“Serious mental illness may be one factor – particularly in terms of gun suicide – but it contributes very little (only about 4%) to overall interpersonal violence. People with serious mental illnesses are far more likely to be victims of violence than they are to be perpetrators.”

Factors linked to a propensity for violence include being young and male, poverty, exposure to violence, being abused as a child, and substance abuse. “If we could reduce substance abuse, our violence problems would go down by about 34%,” he said.

Recently, Dr. Swanson led a team of researchers that set out to analyze descriptive information on 762 individuals subjected to gun removal in Connecticut between 1999 and 2013, as part of that state’s “risk warrant” gun law ( Law Contemp Probl. 2017;[80]179-208 ). Enacted in 1999, the statute allows police, after independently investigating and determining probable cause, to obtain a court warrant and remove guns from anyone who is found to pose an imminent risk of harming someone else or himself or herself.

Dr. Swanson and his associates found that the individuals had an average of seven guns, 92% were male, and their mean age was 47 years. Most (81%) were married or cohabitating, 46% had a mental health or substance abuse record, 12% had an arrest leading to conviction in the year before or after, 61% were considered a risk of harm to self, 49% of calls to police about the individual came from family members or acquaintances, and 55% were transported to the emergency department or hospital. The researchers found that the proportion of people in treatment in the public behavioral health care system increased from 12% before the gun removal event to 29% after the gun removal event.

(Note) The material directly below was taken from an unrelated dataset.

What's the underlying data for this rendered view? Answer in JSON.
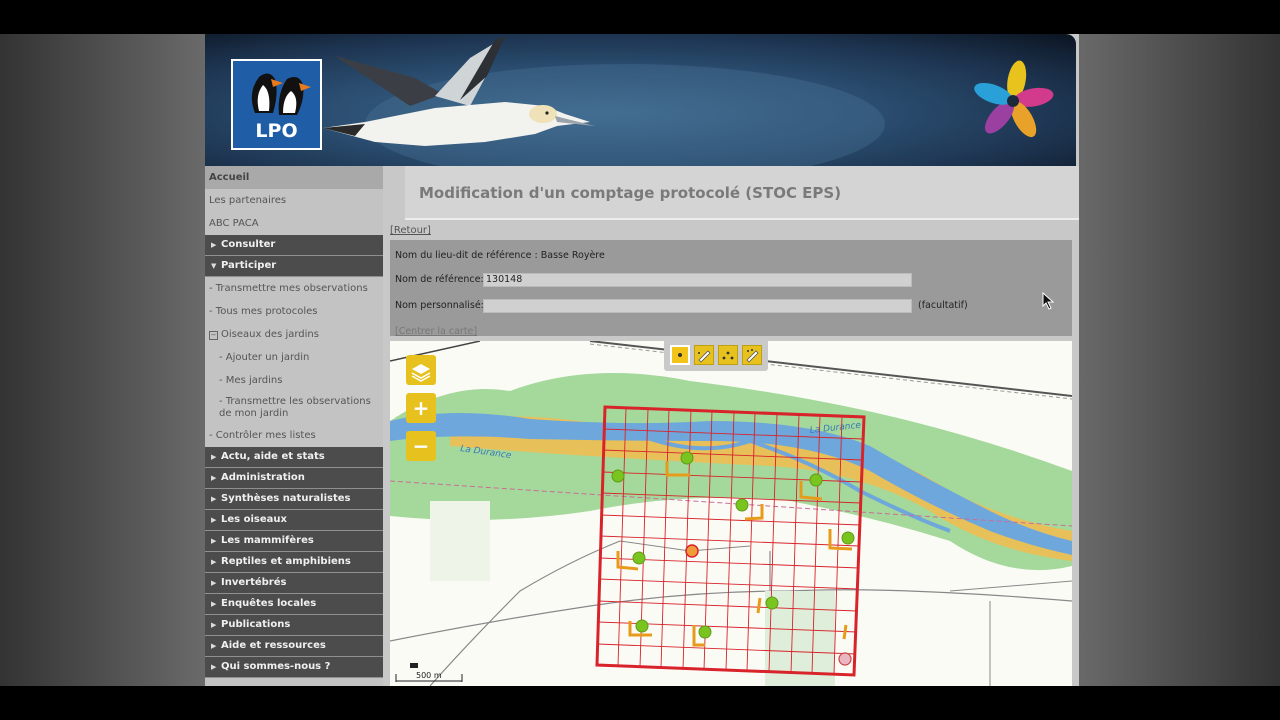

When they matched the death records, they found 21 suicides among these 762 patients, which was about 40 times greater than the suicide rate in the general adult population in Connecticut, 12 per 100,000. “That’s important, because if you think about suicide as a needle in a haystack, this law provides a way to identify a much smaller haystack with a lot more needles in it,” Dr. Swanson said. “So it’s more efficient to try to intervene to prevent gun suicide or violence in a group like that, and it shows that this policy is narrowly tailored.” When the researchers examined the method of suicide, they found that only 6 out of 21 individuals used a firearm, and none of the gun-involved suicides happened during the year when the firearms were retained. “They all happened when the person became eligible to get their guns back,” he said. “Using information on the fatality rate for each method of suicide, we estimated that for every 10-12 gun removals, one life was saved. Is that high or low? It depends on where you stand. If you’re someone who cares a lot about the right to own firearms, you might think that’s unacceptable. If you’re like me and you have had three gun suicides in your extended family, every one is a tragedy, a life cut short. We want to put this kind of calculation in the hands of lawmakers so they can see what is in the balance between risks and rights.”

Dr. Swanson ended his presentation by offering five principles aimed at guiding gun policy reforms related to mental illness:

Prevent the unpredictable through comprehensive background checks, but also by reducing the social determinant of violence and investing in improved access to mental health and substance abuse services.

“This is a complex puzzle, with maybe a couple of pieces hidden under the rug,” Dr. Swanson said.

He reported having no financial disclosures.

dbrunk@frontlinemedcom.com

Ads